  3. ^ Silverman, Stephen M. (September 18, 2002). "Rosie Pulls Plug on Her Own Magazine". People. Retrieved August 28, 2009. 
  4. ^ Ortiz, Jen (June 1, 2011). "Hearst Officially Acquires Hachette Filapacchi Media". Business Insider. Retrieved August 7, 2011. 
  5. ^ Johnston, David Cay (May 25, 2005). "Bertelsmann to Exit U.S. Magazine Market". The New York Times. Retrieved August 28, 2009. 
  6. ^ a b c d "Average Total Paid & Verified Circulation for Top 100 ABC Magazines: 2008". Magazine Publishers of America. Retrieved August 28, 2009. 

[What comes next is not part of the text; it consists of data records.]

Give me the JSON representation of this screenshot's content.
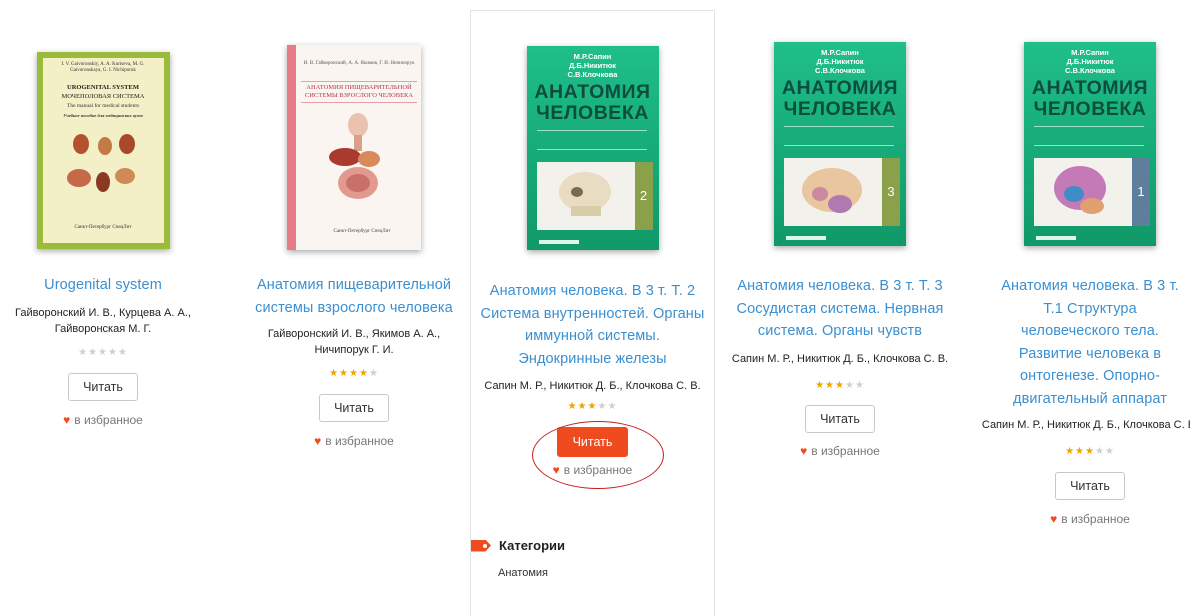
{
  "books": [
    {
      "title": "Urogenital system",
      "authors": "Гайворонский И. В., Курцева А. А., Гайворонская М. Г.",
      "rating": 0,
      "read_label": "Читать",
      "fav_label": "в избранное",
      "cover": {
        "line1": "I. V. Gaivoronskiy, A. A. Kurtseva, M. G. Gaivoronskaya, G. I. Nichiporuk",
        "line2": "UROGENITAL SYSTEM",
        "line3": "МОЧЕПОЛОВАЯ СИСТЕМА",
        "line4": "The manual for medical students",
        "line5": "Учебное пособие для медицинских вузов",
        "line6": "Санкт-Петербург СпецЛит"
      }
    },
    {
      "title": "Анатомия пищеварительной системы взрослого человека",
      "authors": "Гайворонский И. В., Якимов А. А., Ничипорук Г. И.",
      "rating": 4,
      "read_label": "Читать",
      "fav_label": "в избранное",
      "cover": {
        "line1": "И. В. Гайворонский, А. А. Якимов, Г. И. Ничипорук",
        "line2": "АНАТОМИЯ ПИЩЕВАРИТЕЛЬНОЙ СИСТЕМЫ ВЗРОСЛОГО ЧЕЛОВЕКА",
        "line3": "Санкт-Петербург СпецЛит"
      }
    },
    {
      "title": "Анатомия человека. В 3 т. Т. 2 Система внутренностей. Органы иммунной системы. Эндокринные железы",
      "authors": "Сапин М. Р., Никитюк Д. Б., Клочкова С. В.",
      "rating": 3,
      "read_label": "Читать",
      "fav_label": "в избранное",
      "cover": {
        "authors": "М.Р.Сапин Д.Б.Никитюк С.В.Клочкова",
        "title": "АНАТОМИЯ ЧЕЛОВЕКА",
        "volume": "2"
      }
    },
    {
      "title": "Анатомия человека. В 3 т. Т. 3 Сосудистая система. Нервная система. Органы чувств",
      "authors": "Сапин М. Р., Никитюк Д. Б., Клочкова С. В.",
      "rating": 3,
      "read_label": "Читать",
      "fav_label": "в избранное",
      "cover": {
        "authors": "М.Р.Сапин Д.Б.Никитюк С.В.Клочкова",
        "title": "АНАТОМИЯ ЧЕЛОВЕКА",
        "volume": "3"
      }
    },
    {
      "title": "Анатомия человека. В 3 т. Т.1 Структура человеческого тела. Развитие человека в онтогенезе. Опорно-двигательный аппарат",
      "authors": "Сапин М. Р., Никитюк Д. Б., Клочкова С. В.",
      "rating": 3,
      "read_label": "Читать",
      "fav_label": "в избранное",
      "cover": {
        "authors": "М.Р.Сапин Д.Б.Никитюк С.В.Клочкова",
        "title": "АНАТОМИЯ ЧЕЛОВЕКА",
        "volume": "1"
      }
    }
  ],
  "categories": {
    "heading": "Категории",
    "items": [
      "Анатомия"
    ]
  },
  "colors": {
    "link": "#3a8fd1",
    "accent": "#f04b1f",
    "star_on": "#f0a300",
    "highlight_circle": "#c91f1f"
  }
}
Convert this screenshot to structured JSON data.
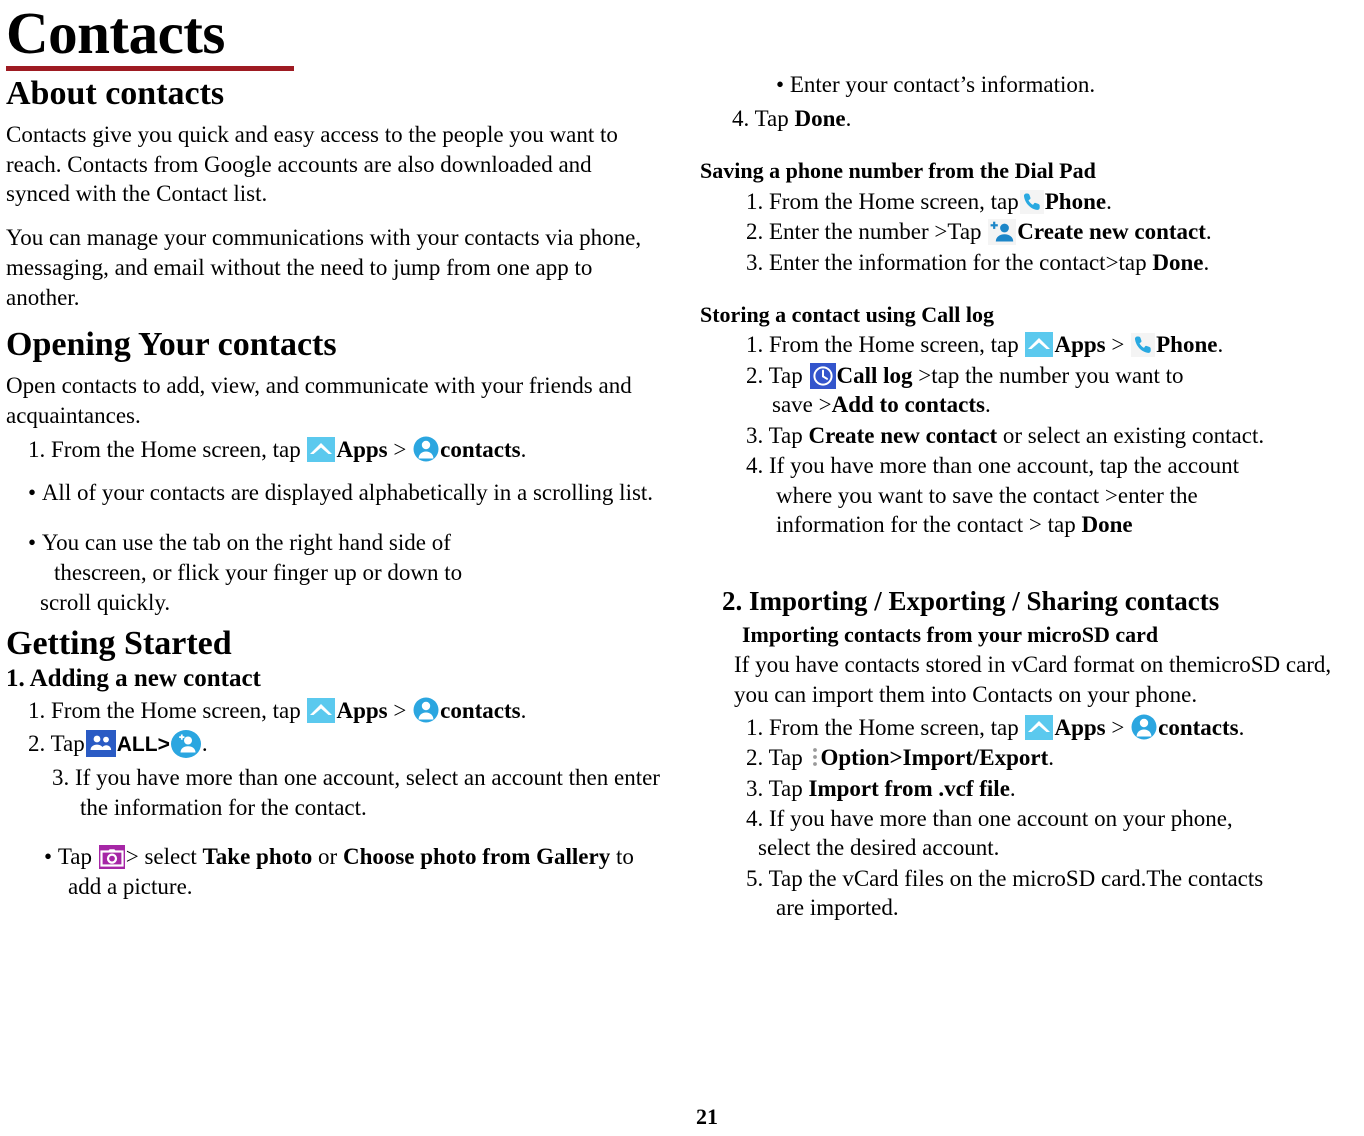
{
  "page": {
    "title": "Contacts",
    "page_number": "21",
    "accent_rule_color": "#9E1B22"
  },
  "icons": {
    "apps": {
      "name": "apps-icon",
      "bg": "#5BC9EE",
      "fg": "#FFFFFF"
    },
    "contacts": {
      "name": "contacts-icon",
      "bg": "#2BA6E0",
      "fg": "#FFFFFF"
    },
    "all_contacts": {
      "name": "all-contacts-icon",
      "bg": "#2A5BC4",
      "fg": "#FFFFFF"
    },
    "add_contact": {
      "name": "add-contact-icon",
      "bg": "#2BA6E0",
      "fg": "#FFFFFF"
    },
    "camera": {
      "name": "camera-icon",
      "bg": "#A626A6",
      "fg": "#FFFFFF"
    },
    "phone": {
      "name": "phone-icon",
      "bg": "#F2F2F2",
      "fg": "#29A9E1"
    },
    "create_new_contact": {
      "name": "create-new-contact-icon",
      "bg": "#F2F2F2",
      "fg": "#1C86C8"
    },
    "call_log": {
      "name": "call-log-icon",
      "bg": "#3355CC",
      "fg": "#FFFFFF"
    },
    "option_menu": {
      "name": "overflow-menu-icon",
      "fg": "#9A9A9A"
    }
  },
  "left": {
    "about": {
      "heading": "About contacts",
      "p1": "Contacts give you quick and easy access to the people you want to reach. Contacts from Google accounts are also downloaded and synced with the Contact list.",
      "p2": "You can manage your communications with your contacts via phone, messaging, and email without the need to jump from one app to another."
    },
    "opening": {
      "heading": "Opening Your contacts",
      "intro": "Open contacts to add, view, and communicate with your friends and acquaintances.",
      "step1_pre": "1. From the Home screen, tap ",
      "step1_apps": "Apps",
      "step1_gt": " > ",
      "step1_contacts": "contacts",
      "step1_end": ".",
      "bullet1": "All of your contacts are displayed alphabetically in a scrolling list.",
      "bullet2_a": "You can use the tab on the right hand side of",
      "bullet2_b": "thescreen, or flick your finger up or down to",
      "bullet2_c": "scroll quickly."
    },
    "getting_started": {
      "heading": "Getting Started",
      "sub1": "1. Adding a new contact",
      "step1_pre": "1. From the Home screen, tap ",
      "step1_apps": "Apps",
      "step1_gt": " > ",
      "step1_contacts": "contacts",
      "step1_end": ".",
      "step2_pre": "2. Tap",
      "step2_all": "ALL>",
      "step2_end": ".",
      "step3": "3. If you have more than one account, select an account then enter the information for the contact.",
      "bullet_pre": "Tap ",
      "bullet_mid": "> select ",
      "bullet_b1": "Take photo",
      "bullet_or": " or ",
      "bullet_b2": "Choose photo from Gallery",
      "bullet_end": " to add a picture."
    }
  },
  "right": {
    "adding_cont": {
      "bullet": "Enter your contact’s information.",
      "step4_pre": "4. Tap ",
      "step4_b": "Done",
      "step4_end": "."
    },
    "dialpad": {
      "heading": "Saving a phone number from the Dial Pad",
      "s1_pre": "1. From the Home screen, tap",
      "s1_b": "Phone",
      "s1_end": ".",
      "s2_pre": "2. Enter the number >Tap ",
      "s2_b": "Create new contact",
      "s2_end": ".",
      "s3_pre": "3. Enter the information for the contact>tap ",
      "s3_b": "Done",
      "s3_end": "."
    },
    "calllog": {
      "heading": "Storing a contact using Call log",
      "s1_pre": "1. From the Home screen, tap ",
      "s1_apps": "Apps",
      "s1_gt": " > ",
      "s1_phone": "Phone",
      "s1_end": ".",
      "s2_pre": "2. Tap ",
      "s2_b1": "Call log",
      "s2_mid": " >tap the number you want to",
      "s2_line2_pre": "save >",
      "s2_b2": "Add to contacts",
      "s2_end": ".",
      "s3_pre": "3. Tap ",
      "s3_b": "Create new contact",
      "s3_end": " or select an existing contact.",
      "s4_line1": "4. If you have more than one account, tap the account",
      "s4_line2": "where you want to save the contact >enter the",
      "s4_line3_pre": "information for the contact > tap ",
      "s4_line3_b": "Done"
    },
    "importing": {
      "heading": "2. Importing / Exporting / Sharing contacts",
      "sub": "Importing contacts from your microSD card",
      "intro": "If you have contacts stored in vCard format on themicroSD card, you can import them into Contacts on your phone.",
      "s1_pre": "1. From the Home screen, tap ",
      "s1_apps": "Apps",
      "s1_gt": " > ",
      "s1_contacts": "contacts",
      "s1_end": ".",
      "s2_pre": "2. Tap ",
      "s2_b": "Option>Import/Export",
      "s2_end": ".",
      "s3_pre": "3. Tap ",
      "s3_b": "Import from .vcf file",
      "s3_end": ".",
      "s4_line1": "4. If you have more than one account on your phone,",
      "s4_line2": "select the desired account.",
      "s5_line1": "5. Tap the vCard files on the microSD card.The contacts",
      "s5_line2": "are imported."
    }
  }
}
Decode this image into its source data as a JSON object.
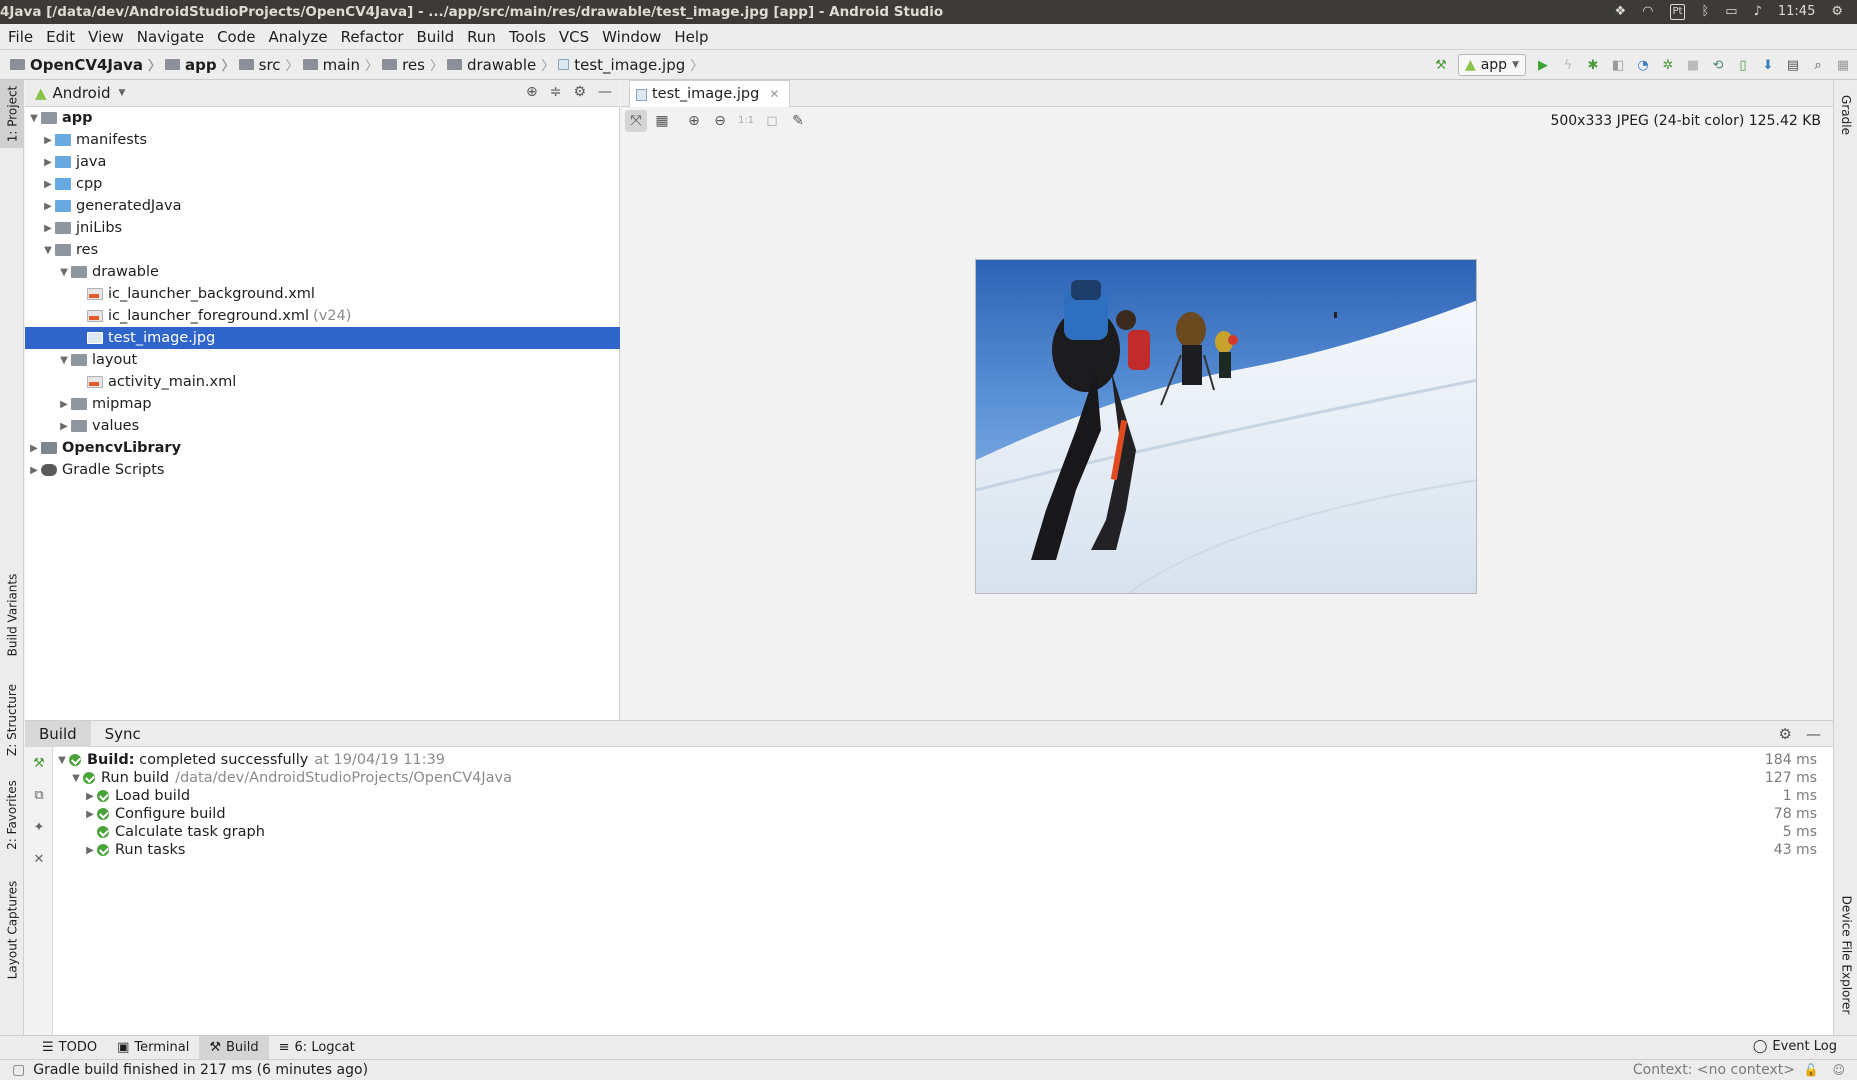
{
  "window": {
    "title": "4Java [/data/dev/AndroidStudioProjects/OpenCV4Java] - .../app/src/main/res/drawable/test_image.jpg [app] - Android Studio",
    "tray_lang": "Pt",
    "clock": "11:45"
  },
  "menu": [
    "File",
    "Edit",
    "View",
    "Navigate",
    "Code",
    "Analyze",
    "Refactor",
    "Build",
    "Run",
    "Tools",
    "VCS",
    "Window",
    "Help"
  ],
  "breadcrumb": [
    "OpenCV4Java",
    "app",
    "src",
    "main",
    "res",
    "drawable",
    "test_image.jpg"
  ],
  "run_config": "app",
  "project_panel": {
    "view_mode": "Android",
    "tree": [
      {
        "label": "app",
        "bold": true
      },
      {
        "label": "manifests"
      },
      {
        "label": "java"
      },
      {
        "label": "cpp"
      },
      {
        "label": "generatedJava"
      },
      {
        "label": "jniLibs"
      },
      {
        "label": "res"
      },
      {
        "label": "drawable"
      },
      {
        "label": "ic_launcher_background.xml"
      },
      {
        "label": "ic_launcher_foreground.xml",
        "suffix": "(v24)"
      },
      {
        "label": "test_image.jpg",
        "selected": true
      },
      {
        "label": "layout"
      },
      {
        "label": "activity_main.xml"
      },
      {
        "label": "mipmap"
      },
      {
        "label": "values"
      },
      {
        "label": "OpencvLibrary",
        "bold": true
      },
      {
        "label": "Gradle Scripts"
      }
    ]
  },
  "editor": {
    "tab": "test_image.jpg",
    "image_info": "500x333 JPEG (24-bit color) 125.42 KB",
    "zoom_label": "1:1"
  },
  "left_tabs": [
    "1: Project",
    "Build Variants",
    "Z: Structure",
    "2: Favorites",
    "Layout Captures"
  ],
  "right_tabs": [
    "Gradle",
    "Device File Explorer"
  ],
  "build_panel": {
    "tabs": [
      "Build",
      "Sync"
    ],
    "rows": [
      {
        "label": "Build:",
        "label2": "completed successfully",
        "extra": "at 19/04/19 11:39",
        "time": "184 ms"
      },
      {
        "label": "Run build",
        "extra": "/data/dev/AndroidStudioProjects/OpenCV4Java",
        "time": "127 ms"
      },
      {
        "label": "Load build",
        "time": "1 ms"
      },
      {
        "label": "Configure build",
        "time": "78 ms"
      },
      {
        "label": "Calculate task graph",
        "time": "5 ms"
      },
      {
        "label": "Run tasks",
        "time": "43 ms"
      }
    ]
  },
  "tool_windows": [
    "TODO",
    "Terminal",
    "Build",
    "6: Logcat"
  ],
  "event_log": "Event Log",
  "status": {
    "message": "Gradle build finished in 217 ms (6 minutes ago)",
    "context": "Context: <no context>"
  }
}
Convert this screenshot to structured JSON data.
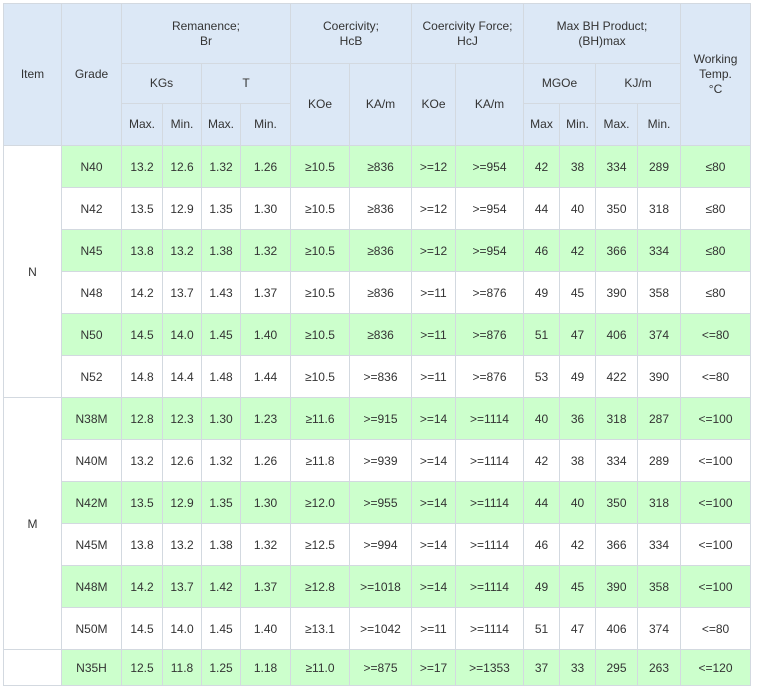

  7. ^ "history of publishing". Encyclopædia Britannica Online. 2009. Retrieved October 6, 2009. 
  8. ^ Brennan, Carol (January 29, 2002). "Good Housekeeping". St. James Encyclopedia of Pop Culture. Retrieved October 8, 2009. 
  9. ^ "The Press:Success Story". Time. June 19, 1933. Retrieved October 8, 2009. 
  10. ^ Black, Brian (January 29, 2002). "Better Homes and Gardens". St. James Encyclopedia of Pop Culture. Retrieved October 8, 2009. 
  11. ^ a b c Carmody, Dierdre (February 28, 2000). "Identity Crisis for 'Seven Sisters'". The New York Times. Retrieved August 28, 2009. 
  12. ^ Singhania, Lisa (February 11, 2003). "Women's magazines get new looks". Associated Press. Retrieved August 28, 2009. 
  13. ^ Ballenger, Josephine (March/April 1992). "Uncovering Abortion". Columbia Journalism Review. Archived from the original on September 30, 2007. Retrieved September 29, 2009. 
  14. ^ Goodyear, Dana (July 7, 2003). "Too Sexy for This Store: Wal-Mart's strange decision to blackball Redbook". Slate. Archived from the original on May 23, 2007. Retrieved December 4, 2013. 

Further reading[edit]